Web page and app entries
━━━

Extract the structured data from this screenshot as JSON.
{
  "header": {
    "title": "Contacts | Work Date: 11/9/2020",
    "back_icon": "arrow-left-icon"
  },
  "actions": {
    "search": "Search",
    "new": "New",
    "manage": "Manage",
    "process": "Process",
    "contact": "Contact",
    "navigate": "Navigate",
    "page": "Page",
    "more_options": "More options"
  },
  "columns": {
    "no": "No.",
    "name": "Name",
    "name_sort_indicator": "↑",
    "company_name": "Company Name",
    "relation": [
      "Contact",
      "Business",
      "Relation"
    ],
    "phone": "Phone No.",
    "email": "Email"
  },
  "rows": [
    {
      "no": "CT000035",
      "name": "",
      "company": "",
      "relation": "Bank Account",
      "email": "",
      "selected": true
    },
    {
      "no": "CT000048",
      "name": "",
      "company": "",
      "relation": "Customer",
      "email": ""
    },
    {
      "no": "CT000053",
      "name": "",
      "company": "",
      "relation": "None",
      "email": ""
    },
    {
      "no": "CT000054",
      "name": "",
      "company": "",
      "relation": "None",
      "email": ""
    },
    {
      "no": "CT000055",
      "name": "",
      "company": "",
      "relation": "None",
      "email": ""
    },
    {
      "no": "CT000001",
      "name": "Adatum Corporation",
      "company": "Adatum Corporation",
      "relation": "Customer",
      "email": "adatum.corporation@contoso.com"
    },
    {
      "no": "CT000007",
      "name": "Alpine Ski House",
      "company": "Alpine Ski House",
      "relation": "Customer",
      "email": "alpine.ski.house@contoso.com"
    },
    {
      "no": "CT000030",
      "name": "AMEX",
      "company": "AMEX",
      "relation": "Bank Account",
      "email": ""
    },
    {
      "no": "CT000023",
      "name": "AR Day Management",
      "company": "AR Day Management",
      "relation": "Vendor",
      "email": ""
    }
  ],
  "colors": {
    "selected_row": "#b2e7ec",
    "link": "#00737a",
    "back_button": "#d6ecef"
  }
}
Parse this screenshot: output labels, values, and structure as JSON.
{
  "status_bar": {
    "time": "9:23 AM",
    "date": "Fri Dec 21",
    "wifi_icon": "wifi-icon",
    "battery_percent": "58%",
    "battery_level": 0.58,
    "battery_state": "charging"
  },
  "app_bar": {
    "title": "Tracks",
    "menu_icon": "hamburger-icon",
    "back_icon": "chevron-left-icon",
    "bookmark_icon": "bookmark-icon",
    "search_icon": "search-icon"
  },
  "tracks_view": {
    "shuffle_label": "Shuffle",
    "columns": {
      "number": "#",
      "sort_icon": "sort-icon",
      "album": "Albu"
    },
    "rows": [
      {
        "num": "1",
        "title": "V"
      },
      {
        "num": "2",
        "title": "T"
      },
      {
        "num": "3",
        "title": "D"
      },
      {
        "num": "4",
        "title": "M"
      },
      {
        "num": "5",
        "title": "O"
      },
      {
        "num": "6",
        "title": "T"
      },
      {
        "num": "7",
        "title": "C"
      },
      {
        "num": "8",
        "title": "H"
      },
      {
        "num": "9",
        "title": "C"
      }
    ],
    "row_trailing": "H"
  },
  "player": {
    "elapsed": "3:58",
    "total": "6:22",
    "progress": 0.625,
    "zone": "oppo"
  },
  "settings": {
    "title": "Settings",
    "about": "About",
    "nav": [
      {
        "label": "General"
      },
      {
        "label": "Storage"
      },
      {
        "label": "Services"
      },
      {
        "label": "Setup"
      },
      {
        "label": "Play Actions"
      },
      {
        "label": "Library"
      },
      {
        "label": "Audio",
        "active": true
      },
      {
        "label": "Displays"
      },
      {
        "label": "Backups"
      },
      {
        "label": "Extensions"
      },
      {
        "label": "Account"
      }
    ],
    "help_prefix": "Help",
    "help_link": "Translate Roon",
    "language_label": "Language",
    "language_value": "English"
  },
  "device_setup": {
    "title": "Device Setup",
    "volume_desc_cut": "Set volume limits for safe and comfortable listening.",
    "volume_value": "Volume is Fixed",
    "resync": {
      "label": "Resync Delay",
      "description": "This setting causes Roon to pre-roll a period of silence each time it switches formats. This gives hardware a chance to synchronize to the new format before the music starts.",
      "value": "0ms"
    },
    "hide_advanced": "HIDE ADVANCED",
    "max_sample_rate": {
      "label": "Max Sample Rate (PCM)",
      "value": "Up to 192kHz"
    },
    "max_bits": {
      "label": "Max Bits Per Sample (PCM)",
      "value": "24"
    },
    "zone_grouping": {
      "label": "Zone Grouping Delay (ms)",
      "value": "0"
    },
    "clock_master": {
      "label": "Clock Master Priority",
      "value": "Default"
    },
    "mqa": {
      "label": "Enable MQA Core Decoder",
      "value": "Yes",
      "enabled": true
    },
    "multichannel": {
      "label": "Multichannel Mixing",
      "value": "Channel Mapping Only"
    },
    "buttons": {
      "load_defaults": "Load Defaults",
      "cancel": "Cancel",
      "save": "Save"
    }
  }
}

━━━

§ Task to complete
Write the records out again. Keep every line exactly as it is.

§ Task answer
Extract the structured data from this screenshot as JSON.
{
  "header": {
    "title": "Contacts | Work Date: 11/9/2020",
    "back_icon": "arrow-left-icon"
  },
  "actions": {
    "search": "Search",
    "new": "New",
    "manage": "Manage",
    "process": "Process",
    "contact": "Contact",
    "navigate": "Navigate",
    "page": "Page",
    "more_options": "More options"
  },
  "columns": {
    "no": "No.",
    "name": "Name",
    "name_sort_indicator": "↑",
    "company_name": "Company Name",
    "relation": [
      "Contact",
      "Business",
      "Relation"
    ],
    "phone": "Phone No.",
    "email": "Email"
  },
  "rows": [
    {
      "no": "CT000035",
      "name": "",
      "company": "",
      "relation": "Bank Account",
      "email": "",
      "selected": true
    },
    {
      "no": "CT000048",
      "name": "",
      "company": "",
      "relation": "Customer",
      "email": ""
    },
    {
      "no": "CT000053",
      "name": "",
      "company": "",
      "relation": "None",
      "email": ""
    },
    {
      "no": "CT000054",
      "name": "",
      "company": "",
      "relation": "None",
      "email": ""
    },
    {
      "no": "CT000055",
      "name": "",
      "company": "",
      "relation": "None",
      "email": ""
    },
    {
      "no": "CT000001",
      "name": "Adatum Corporation",
      "company": "Adatum Corporation",
      "relation": "Customer",
      "email": "adatum.corporation@contoso.com"
    },
    {
      "no": "CT000007",
      "name": "Alpine Ski House",
      "company": "Alpine Ski House",
      "relation": "Customer",
      "email": "alpine.ski.house@contoso.com"
    },
    {
      "no": "CT000030",
      "name": "AMEX",
      "company": "AMEX",
      "relation": "Bank Account",
      "email": ""
    },
    {
      "no": "CT000023",
      "name": "AR Day Management",
      "company": "AR Day Management",
      "relation": "Vendor",
      "email": ""
    }
  ],
  "colors": {
    "selected_row": "#b2e7ec",
    "link": "#00737a",
    "back_button": "#d6ecef"
  }
}
Parse this screenshot: output labels, values, and structure as JSON.
{
  "status_bar": {
    "time": "9:23 AM",
    "date": "Fri Dec 21",
    "wifi_icon": "wifi-icon",
    "battery_percent": "58%",
    "battery_level": 0.58,
    "battery_state": "charging"
  },
  "app_bar": {
    "title": "Tracks",
    "menu_icon": "hamburger-icon",
    "back_icon": "chevron-left-icon",
    "bookmark_icon": "bookmark-icon",
    "search_icon": "search-icon"
  },
  "tracks_view": {
    "shuffle_label": "Shuffle",
    "columns": {
      "number": "#",
      "sort_icon": "sort-icon",
      "album": "Albu"
    },
    "rows": [
      {
        "num": "1",
        "title": "V"
      },
      {
        "num": "2",
        "title": "T"
      },
      {
        "num": "3",
        "title": "D"
      },
      {
        "num": "4",
        "title": "M"
      },
      {
        "num": "5",
        "title": "O"
      },
      {
        "num": "6",
        "title": "T"
      },
      {
        "num": "7",
        "title": "C"
      },
      {
        "num": "8",
        "title": "H"
      },
      {
        "num": "9",
        "title": "C"
      }
    ],
    "row_trailing": "H"
  },
  "player": {
    "elapsed": "3:58",
    "total": "6:22",
    "progress": 0.625,
    "zone": "oppo"
  },
  "settings": {
    "title": "Settings",
    "about": "About",
    "nav": [
      {
        "label": "General"
      },
      {
        "label": "Storage"
      },
      {
        "label": "Services"
      },
      {
        "label": "Setup"
      },
      {
        "label": "Play Actions"
      },
      {
        "label": "Library"
      },
      {
        "label": "Audio",
        "active": true
      },
      {
        "label": "Displays"
      },
      {
        "label": "Backups"
      },
      {
        "label": "Extensions"
      },
      {
        "label": "Account"
      }
    ],
    "help_prefix": "Help",
    "help_link": "Translate Roon",
    "language_label": "Language",
    "language_value": "English"
  },
  "device_setup": {
    "title": "Device Setup",
    "volume_desc_cut": "Set volume limits for safe and comfortable listening.",
    "volume_value": "Volume is Fixed",
    "resync": {
      "label": "Resync Delay",
      "description": "This setting causes Roon to pre-roll a period of silence each time it switches formats. This gives hardware a chance to synchronize to the new format before the music starts.",
      "value": "0ms"
    },
    "hide_advanced": "HIDE ADVANCED",
    "max_sample_rate": {
      "label": "Max Sample Rate (PCM)",
      "value": "Up to 192kHz"
    },
    "max_bits": {
      "label": "Max Bits Per Sample (PCM)",
      "value": "24"
    },
    "zone_grouping": {
      "label": "Zone Grouping Delay (ms)",
      "value": "0"
    },
    "clock_master": {
      "label": "Clock Master Priority",
      "value": "Default"
    },
    "mqa": {
      "label": "Enable MQA Core Decoder",
      "value": "Yes",
      "enabled": true
    },
    "multichannel": {
      "label": "Multichannel Mixing",
      "value": "Channel Mapping Only"
    },
    "buttons": {
      "load_defaults": "Load Defaults",
      "cancel": "Cancel",
      "save": "Save"
    }
  }
}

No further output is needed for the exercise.